As a result of this experience, I’ve learned that drones can seem like expensive toys, but are actually carefully designed pieces of equipment that deserve the respect and time investment to learn how to properly pilot them.
When I decide to fly my replacement drone, I’ll be doing so armed with the knowledge of how the drone and it’s various systems work, and will put utmost care into avoiding a similar accident. While there is still a chance the same thing will happen, the very fact that I could lose the drone makes me value it even more. And understanding the details of how drones work should help me to appreciate and enjoy flying one of them even more.
Finally, as promised, I’ll give a vocabulary list of drone-related words for those of you studying Japanese.
(Update: after writing this article, I took the replacement drone for a few rides. Things have went pretty well so far, with only a few minor issues.)
Japanese vocabulary list: drone-related words
- ドロン (doron): drone
- 機体 (kitai): body or main part (of an airplane)
- 空撮 (kuusatsu): aerial photography
- 動画 (douga): video
- カメラ (kamera): camera
- 撮影する (satsuei suru): to film or photograph something
- ジンバル (jinbaru): Gimbal
- 帰還する (kikan suru): to return home
- ホバリング (hobaringu suru): hover
- 障害物 (shougaibutsu): obstacle
- 飛行する(hikou suru): to fly (a drone, etc.)
- 飛ばす (tobasu): to fly (a drone, etc.) [less formal than 飛行する]
- 飛行時間 (hikou jikan): flight time
- プロペラ (puropera): propeller
- 充電器 (juudenki): charger
- 起動する (kidou suru): start up (a drone, etc.)
- 接続する (setsuzoku suru): connect
- 高度 (koudo): altitude
- 速度 (sokudo): speed
- 距離 (kyori): distance
- 視野 (shiya): field of view
- 着陸 (chakuriku): landing (can use as a verb with “suru”)
- 離陸 (ririku): takeoff (can use as a verb with “suru”)
- 残量 (zanryou): remaining amount (battery power, etc.)
- 水平 (suihei): horizontal
- 垂直 (suichoku): vertical
- 範囲 (han’i): range
- 送信機 (soushinki): transmitter (controller, etc.)
- 地面 (jimen): surface of the ground
- 自動的 (jidouteki): automatically

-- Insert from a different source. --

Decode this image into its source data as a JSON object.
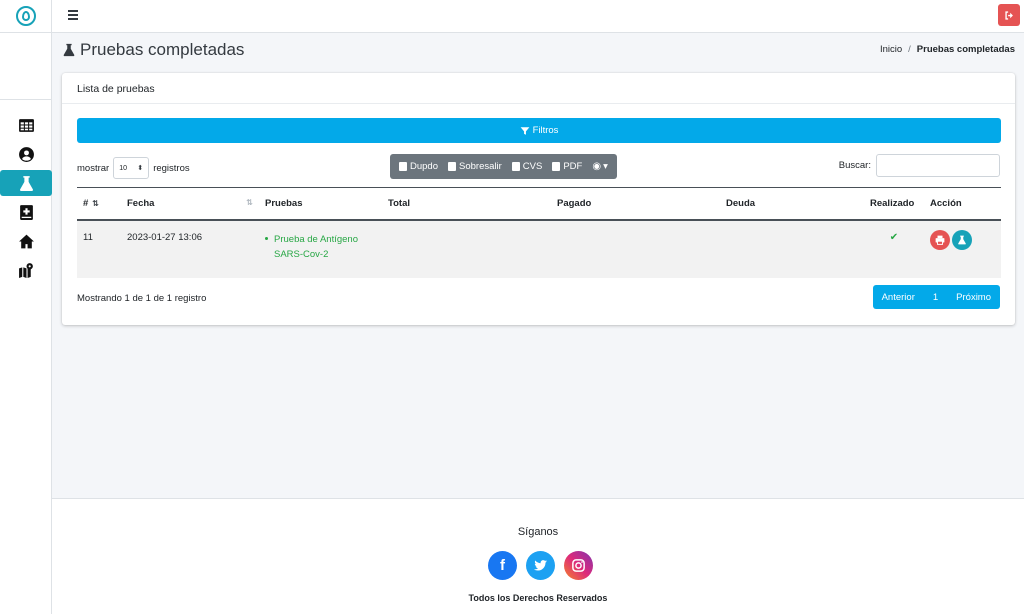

- 検知する (kenchi suru): to detect (a problem, etc.)
- 回転する (kaiten suru): to spin
- 位置 (ichi): position
- 点滅する（tenmetsu suru): to flash off and on (a light, etc.)
- 制限 (seigen): limit (for speed, altitude, etc.)
- 墜落 (tsuiraku): crash (can use as a verb with “suru”)
- 操作する (sousa suru): to operate (a controller, etc.)
- 飛んでいく (tonde iku): to fly away
- 静止する (seishi suru): to stop moving